The positive test is the first infection detected in athletes participating in the Tokyo Olympics.
A member of the Uganda Olympic team tested positive for the coronavirus and was barred from entering Japan. This is the first time the infection has been detected among athletes who have arrived at the opening ceremony of the Tokyo Olympics in five weeks.
The other eight members of the team took a chartered bus to Osaka, the host city in central Japan, early on Sunday, where COVID-19 cases are still being reported.
The minister in charge of economic policy, Yasutoshi Nishimura, said on NHK TV on Sunday that the government is investigating what happened to border control.
“The Asahi Shimbun” quoted an anonymous Cabinet Secretariat official as reporting that all athletes who arrived at Tokyo’s Narita Airport on Saturday night were vaccinated with AstraZeneca and the PCR test results were negative before boarding.

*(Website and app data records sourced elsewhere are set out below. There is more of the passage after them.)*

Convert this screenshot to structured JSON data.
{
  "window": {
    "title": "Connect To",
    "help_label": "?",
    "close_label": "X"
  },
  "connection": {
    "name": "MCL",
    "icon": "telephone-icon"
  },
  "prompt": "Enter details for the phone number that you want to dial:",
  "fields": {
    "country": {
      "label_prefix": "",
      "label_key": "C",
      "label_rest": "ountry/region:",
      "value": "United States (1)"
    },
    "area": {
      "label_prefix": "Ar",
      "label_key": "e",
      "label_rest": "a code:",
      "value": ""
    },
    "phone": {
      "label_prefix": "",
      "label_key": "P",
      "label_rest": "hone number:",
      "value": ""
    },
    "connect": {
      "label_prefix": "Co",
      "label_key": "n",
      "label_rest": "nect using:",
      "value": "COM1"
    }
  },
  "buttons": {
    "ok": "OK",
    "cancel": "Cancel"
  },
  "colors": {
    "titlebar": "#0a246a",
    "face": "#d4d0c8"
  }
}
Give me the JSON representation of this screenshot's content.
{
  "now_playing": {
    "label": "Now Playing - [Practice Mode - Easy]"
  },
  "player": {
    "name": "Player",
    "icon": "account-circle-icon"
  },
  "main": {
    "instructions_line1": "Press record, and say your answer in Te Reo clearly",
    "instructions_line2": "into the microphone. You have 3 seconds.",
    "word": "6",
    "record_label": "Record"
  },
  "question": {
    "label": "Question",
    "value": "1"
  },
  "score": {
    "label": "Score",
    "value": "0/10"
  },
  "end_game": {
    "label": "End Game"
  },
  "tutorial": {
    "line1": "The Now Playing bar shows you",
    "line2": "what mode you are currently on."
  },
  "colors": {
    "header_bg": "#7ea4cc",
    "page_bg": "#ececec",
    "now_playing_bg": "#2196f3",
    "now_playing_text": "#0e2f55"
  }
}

The team members who tested positive have not yet been determined.
NHK stated that the person will live in a facility designated by the government.
Critics have seriously questioned the risks of hosting the Olympics during the pandemic. But the International Olympic Committee, Tokyo organizers and the Japanese government insist that the Olympics can be held safely.
“Let’s wait,” Opposition lawmaker Renhuo said on her Twitter account. “This time, nine people came. During the Olympics, 100,000 people will arrive. There is no time to talk about what a touching experience this will be for our children.”
Japan requires a two-week quarantine for overseas immigrants, but the Olympic team is not subject to the same border controls.
The organizers are expected to decide on Monday to allow some local fans to enter the stands. The plan to open a popular viewing site in Tokyo was cancelled on Saturday.
A few months ago, fans from abroad were banned. Before the pandemic, Japan had been counting on the Olympics to bring about booming tourism and consumer spending.
The Uganda team is the second team to arrive at the Olympics after the Australian women’s softball team. The Olympics will begin on July 23.
The number of variants of COVID-19 in Uganda has increased dramatically, and the lockdown has just been tightened. Considering the scarcity of detection, approximately 590 deaths have been reported, which may be an underestimation.
In Japan, the state of emergency to contain the spread of the virus in Tokyo, Osaka and other urban areas ended on Sunday, although the number of daily cases is still increasing by hundreds.
There is no lockdown in Japan. The so-called emergency has lasted for most of this year. The focus is on closing restaurants and shops early, limiting the size of the crowd at venues, and requiring people to maintain social distance, work from home, and wear masks.
The vaccination rate in Japan is the slowest among developed countries, with approximately 6% of the population vaccinated. Although promotion is gradually accelerating, it is unlikely that most people will be fully vaccinated before the Olympics.
In Japan, more than 14,000 people have died from the coronavirus.